• _EXERCISE_
Leave the pictures in the listing below aside and reproduce exactly the lines starting with the one with "What's the underlying" and going on through the one with "Decode this image", both ends included.

• _RAW DATA_
____________
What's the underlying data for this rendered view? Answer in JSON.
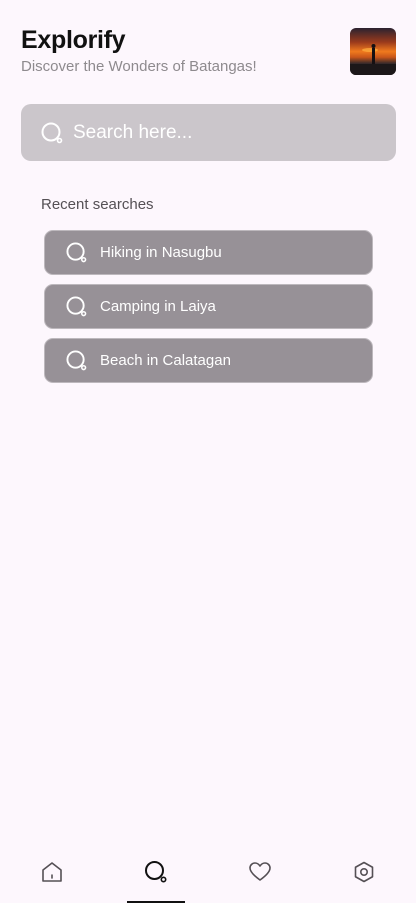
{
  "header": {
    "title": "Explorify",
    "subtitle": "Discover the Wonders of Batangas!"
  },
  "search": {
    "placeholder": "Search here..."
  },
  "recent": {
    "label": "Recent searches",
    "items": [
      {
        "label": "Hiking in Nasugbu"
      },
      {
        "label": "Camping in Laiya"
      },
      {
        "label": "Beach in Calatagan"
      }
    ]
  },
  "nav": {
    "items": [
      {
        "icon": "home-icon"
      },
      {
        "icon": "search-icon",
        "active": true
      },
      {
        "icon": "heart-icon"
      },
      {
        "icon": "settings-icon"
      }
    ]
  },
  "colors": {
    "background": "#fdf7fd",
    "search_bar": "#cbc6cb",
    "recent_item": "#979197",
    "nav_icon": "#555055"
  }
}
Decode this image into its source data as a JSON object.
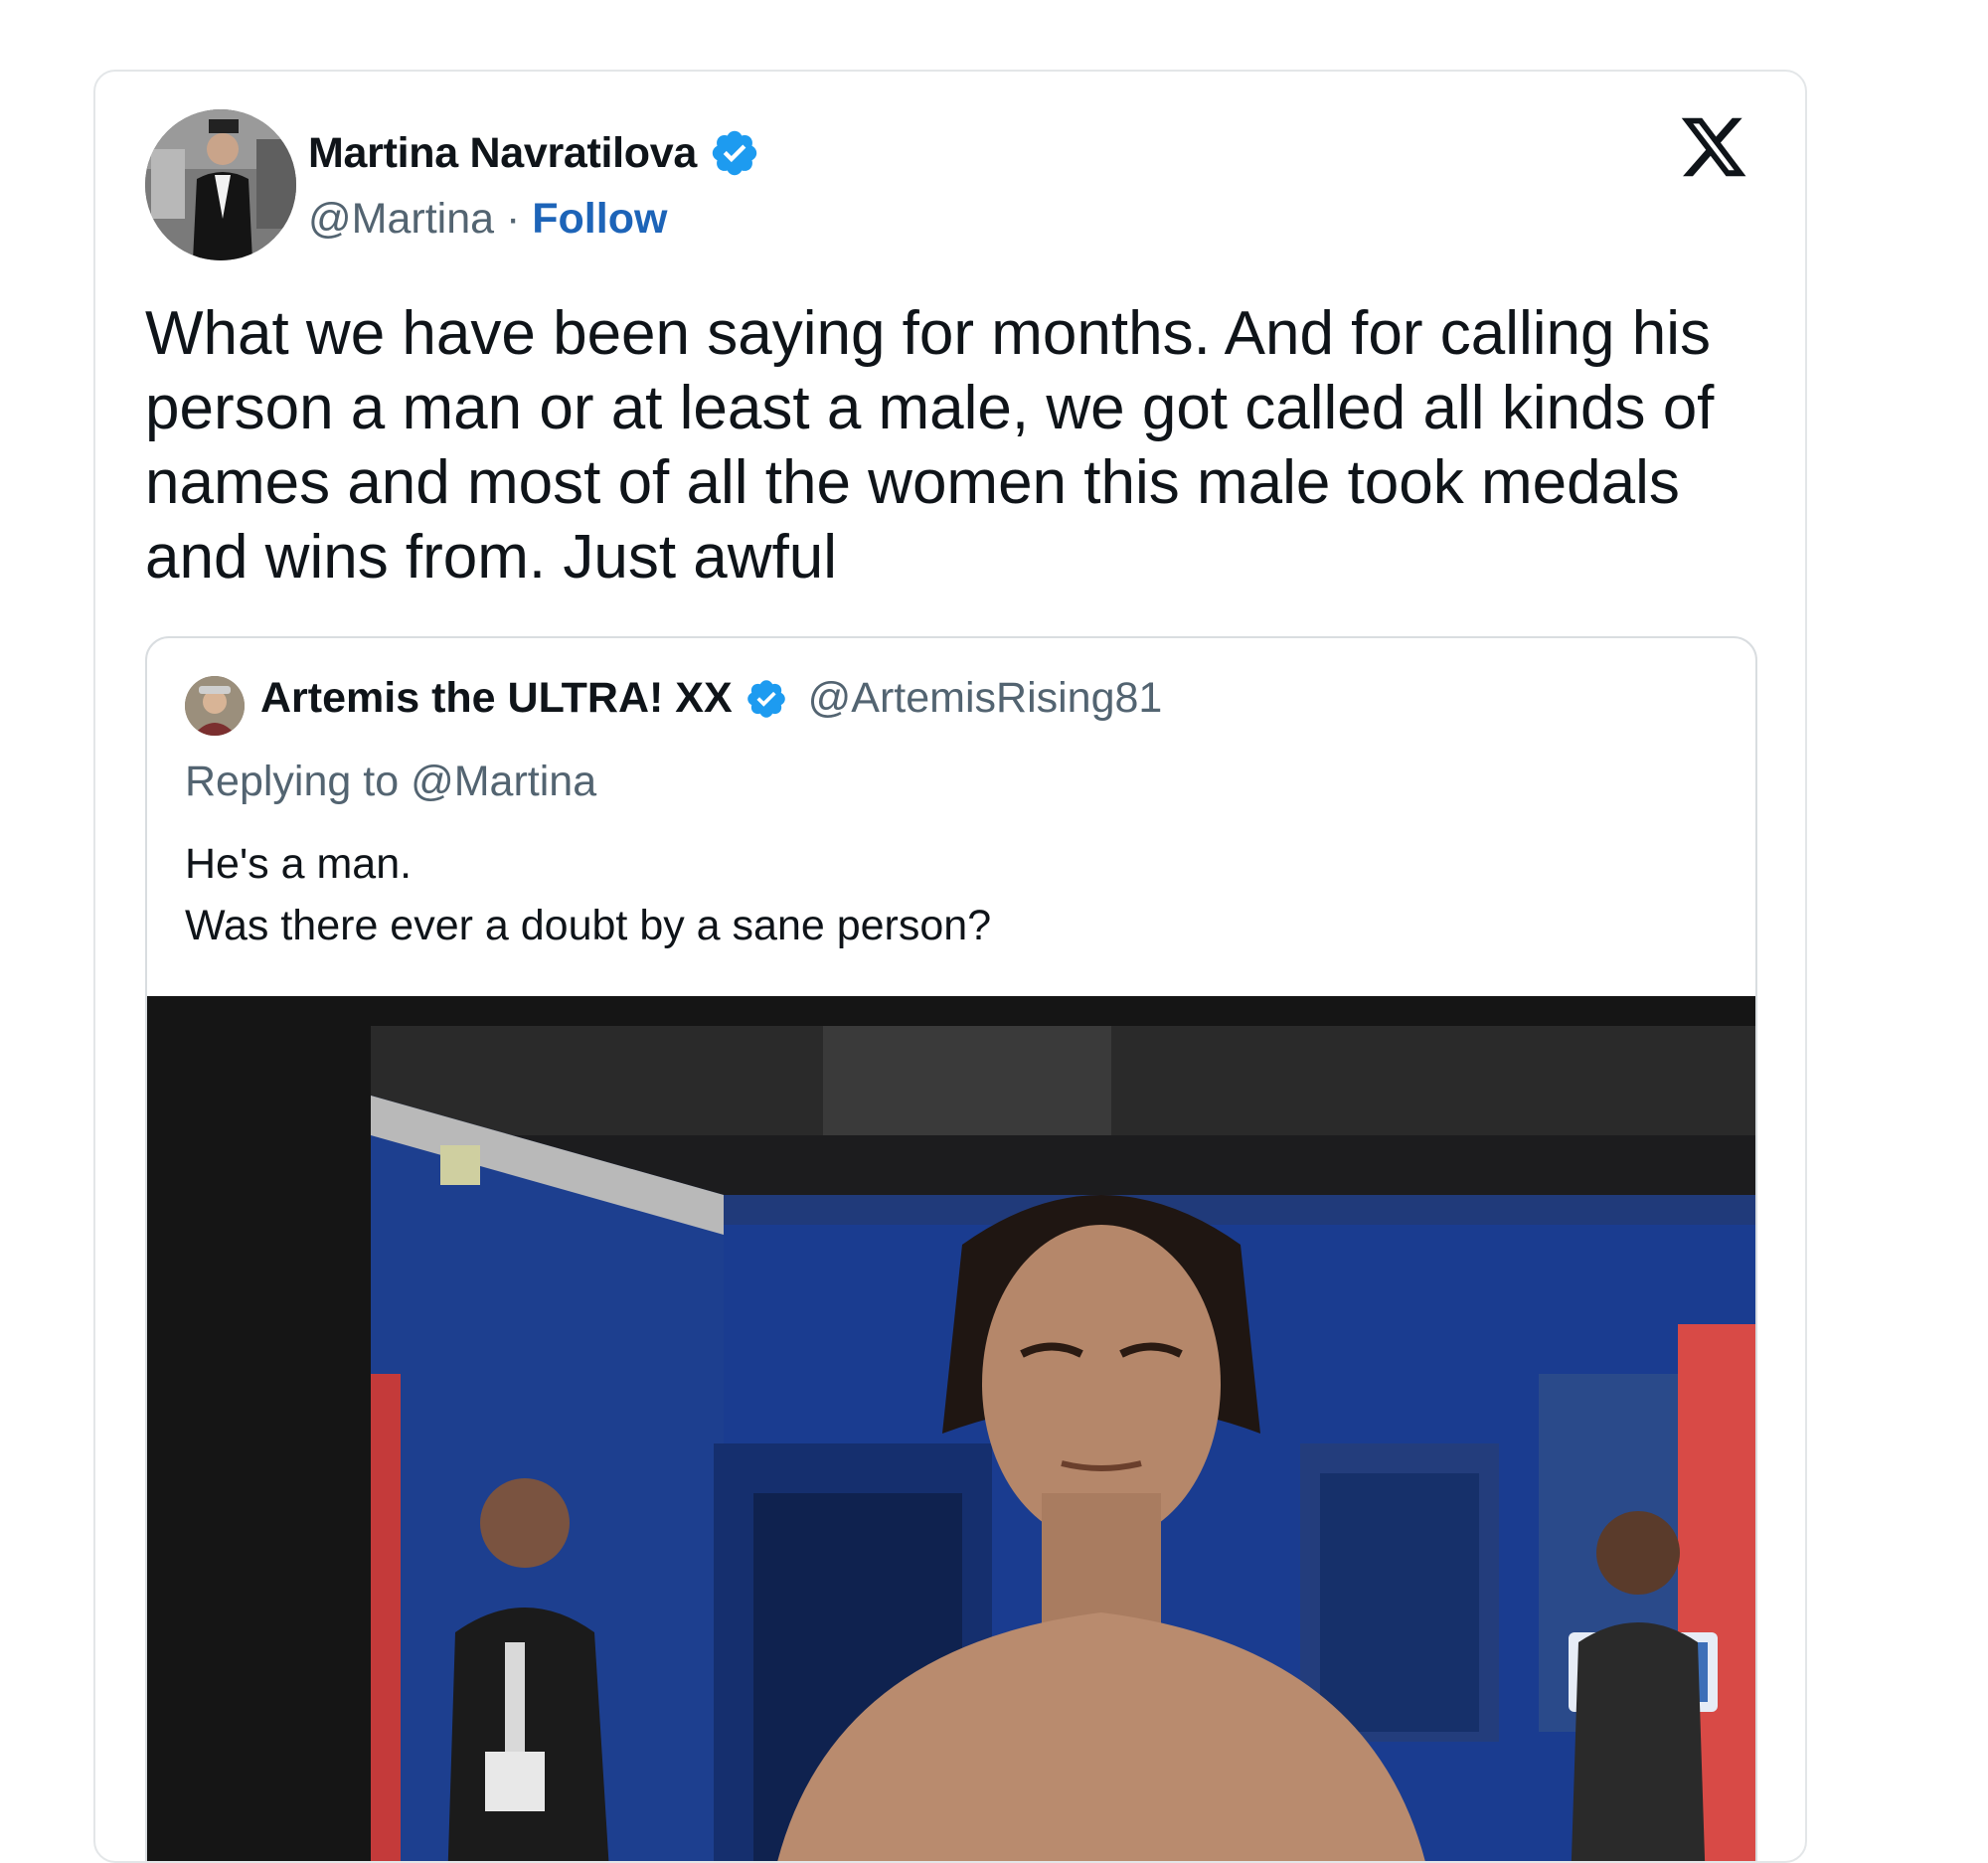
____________
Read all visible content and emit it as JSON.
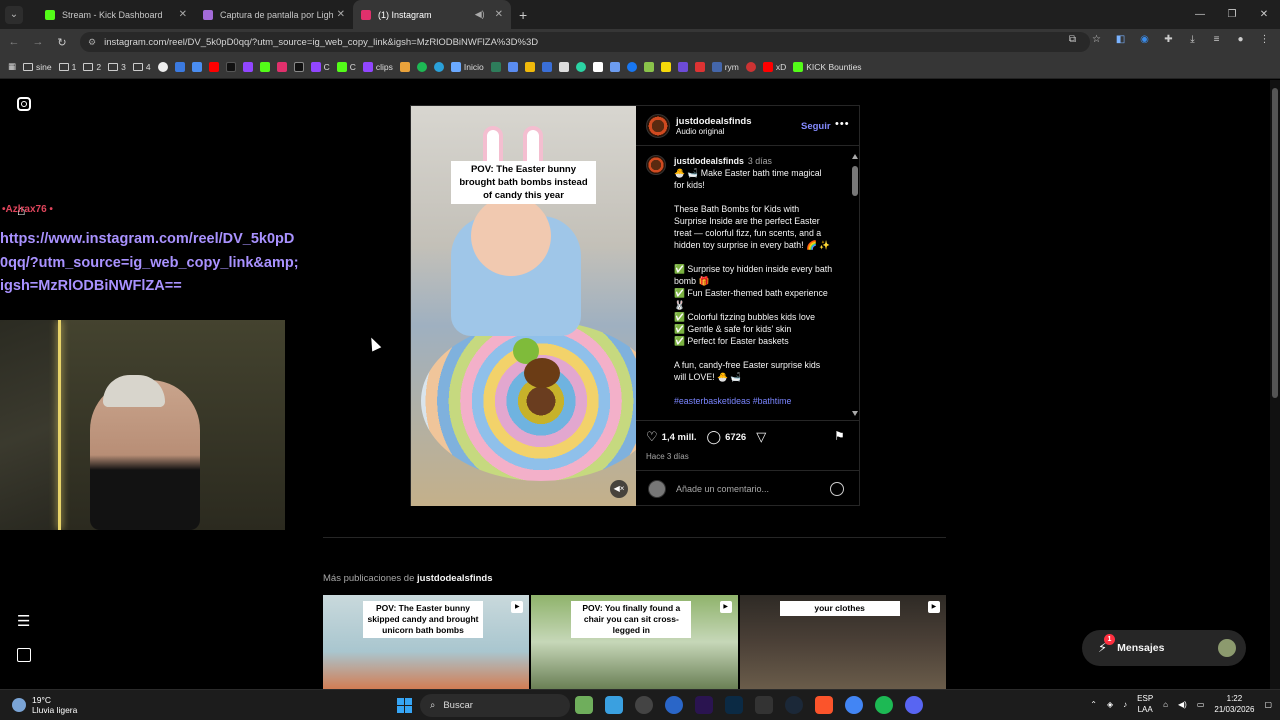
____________
• _ANSWER TO THIS PROBLEM_
What's the underlying data for this rendered view? Answer in JSON.
{
  "header": {
    "title": "Explorify",
    "subtitle": "Discover the Wonders of Batangas!"
  },
  "search": {
    "placeholder": "Search here..."
  },
  "recent": {
    "label": "Recent searches",
    "items": [
      {
        "label": "Hiking in Nasugbu"
      },
      {
        "label": "Camping in Laiya"
      },
      {
        "label": "Beach in Calatagan"
      }
    ]
  },
  "nav": {
    "items": [
      {
        "icon": "home-icon"
      },
      {
        "icon": "search-icon",
        "active": true
      },
      {
        "icon": "heart-icon"
      },
      {
        "icon": "settings-icon"
      }
    ]
  },
  "colors": {
    "background": "#fdf7fd",
    "search_bar": "#cbc6cb",
    "recent_item": "#979197",
    "nav_icon": "#555055"
  }
}
Decode this image into its source data as a JSON object.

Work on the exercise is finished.